As important as Elton's music is, the world needs affordable, life-saving medicines even more. He is absolutely right: the EU's attack on affordable medicines must be stopped.
Chair, Stop AIDS Campaign
German past, British obsession
John Walsh's account of current German attitudes to the Third Reich succeeds in conveying the opposite of the truth ("Will Germany ever be allowed to feel that its past is not its present?", 23 February).
The institutionally-driven German notion of the working over of the past (Vergangenheits-bewaltigung), promoted for more than 50 years now, far from being "a way of absolving themselves from the past", is roughly its opposite: an open confrontation with past realities.
Again, the Finns were from May 1941 to September 1944 the allies of "their tormentors", the Nazi regime, from whom they secured massive military aid against Russia.
And however sympathetic one feels to the economic plight of Greece, it is outrageous to use this as a springboard for sub-racist innuendos about its being coerced by Germany into "digging its own grave".
Such bigotry tells us less about the attitudes of the people under discussion than about a national obsession – but a British, not a German one.

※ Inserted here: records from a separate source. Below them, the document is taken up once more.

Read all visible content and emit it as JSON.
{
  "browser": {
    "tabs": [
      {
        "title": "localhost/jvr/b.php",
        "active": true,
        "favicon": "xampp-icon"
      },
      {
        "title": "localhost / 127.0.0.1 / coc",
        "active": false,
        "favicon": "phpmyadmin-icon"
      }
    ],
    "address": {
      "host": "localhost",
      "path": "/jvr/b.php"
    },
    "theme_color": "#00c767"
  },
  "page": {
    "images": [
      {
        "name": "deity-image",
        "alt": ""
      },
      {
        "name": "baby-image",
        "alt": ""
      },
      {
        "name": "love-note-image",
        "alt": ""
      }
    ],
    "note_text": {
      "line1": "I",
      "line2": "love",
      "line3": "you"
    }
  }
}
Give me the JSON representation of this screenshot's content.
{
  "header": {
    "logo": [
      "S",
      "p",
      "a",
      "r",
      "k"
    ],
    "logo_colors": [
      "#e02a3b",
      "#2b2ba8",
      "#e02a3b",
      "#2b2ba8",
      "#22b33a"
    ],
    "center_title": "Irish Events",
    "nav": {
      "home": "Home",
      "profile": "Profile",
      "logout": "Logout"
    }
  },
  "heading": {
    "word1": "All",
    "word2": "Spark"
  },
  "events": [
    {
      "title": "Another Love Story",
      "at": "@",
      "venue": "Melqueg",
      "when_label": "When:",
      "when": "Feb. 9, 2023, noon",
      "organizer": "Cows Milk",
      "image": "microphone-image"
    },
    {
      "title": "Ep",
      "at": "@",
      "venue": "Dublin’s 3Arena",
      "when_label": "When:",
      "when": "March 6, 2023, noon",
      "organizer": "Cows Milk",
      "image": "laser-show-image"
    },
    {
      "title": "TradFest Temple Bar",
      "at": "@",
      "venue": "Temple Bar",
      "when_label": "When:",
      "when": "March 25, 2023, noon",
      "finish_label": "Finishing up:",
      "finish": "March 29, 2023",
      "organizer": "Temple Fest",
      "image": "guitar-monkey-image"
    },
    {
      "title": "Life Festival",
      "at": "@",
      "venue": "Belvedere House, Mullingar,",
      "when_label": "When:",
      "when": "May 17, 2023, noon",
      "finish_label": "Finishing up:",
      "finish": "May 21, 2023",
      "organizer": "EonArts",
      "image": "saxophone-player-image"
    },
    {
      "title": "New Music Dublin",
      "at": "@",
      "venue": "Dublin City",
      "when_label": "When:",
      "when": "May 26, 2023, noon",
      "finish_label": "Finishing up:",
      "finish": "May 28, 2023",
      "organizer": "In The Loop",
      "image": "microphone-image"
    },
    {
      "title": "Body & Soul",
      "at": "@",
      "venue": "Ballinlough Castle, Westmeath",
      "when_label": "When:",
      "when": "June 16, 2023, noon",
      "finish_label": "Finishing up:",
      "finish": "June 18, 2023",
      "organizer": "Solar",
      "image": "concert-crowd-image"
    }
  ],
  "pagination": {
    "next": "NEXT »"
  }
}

Since the days when Margaret Thatcher so fiercely opposed German reunification, I suppose that the eurozone crisis has given the first "acceptable" opening for expressing this old British obsession.
Trouble at the border
I spent many years working as a front-line immigration officer within and outside the UK. I have worked beside a lot of very professional and dedicated people but have been witness to some dire changes.
Over the years my old department's name has morphed from HM Immigration Branch to HM Immigration, to UK Immigration Service, to UK Border and Immigration Service, to UK Border Agency, and now to UK Border Force. At a time when even conventional police forces have become police services why is "Force" being retained? Less of the machismo, please.
Sorry, that'll never work
Paul Martin (letter, 27 February) suggests that under the Get Britain Working programme jobseekers' options should be restricted to those offered by government or local council initiatives rather than by commercial organisations. But isn't the whole point that they should benefit from experience of real work?
East Molesey, Surrey
It is entirely wrong for us taxpayers to subsidise employers, relieving them from paying a decent wage and throwing their responsibilities on to the public purse.
Tunbridge Wells, Kent
Name and title
Populist reference to the Duchess of Cambridge as Kate may or may not be right (Terence Blacker, Notebook, 24 February) but one thing she is not is a Katherine, as Mr Blacker claims, or even a Katharine. In fact, she is a Catherine. OK?
Your article on Reece Witherspoon (24 February) reported: "As an infant, her father worked as a surgeon with the US military in Germany." Good heavens, what a prodigy Mr Witherspoon must have been.
Lorraine M Harding
Steeton, West Yorkshire
Spread the word
I have an answer to J Matthews' question about the safe disposal of a copy of the Koran (letter, 27 February). Leave it in a drawer in a hotel bedroom.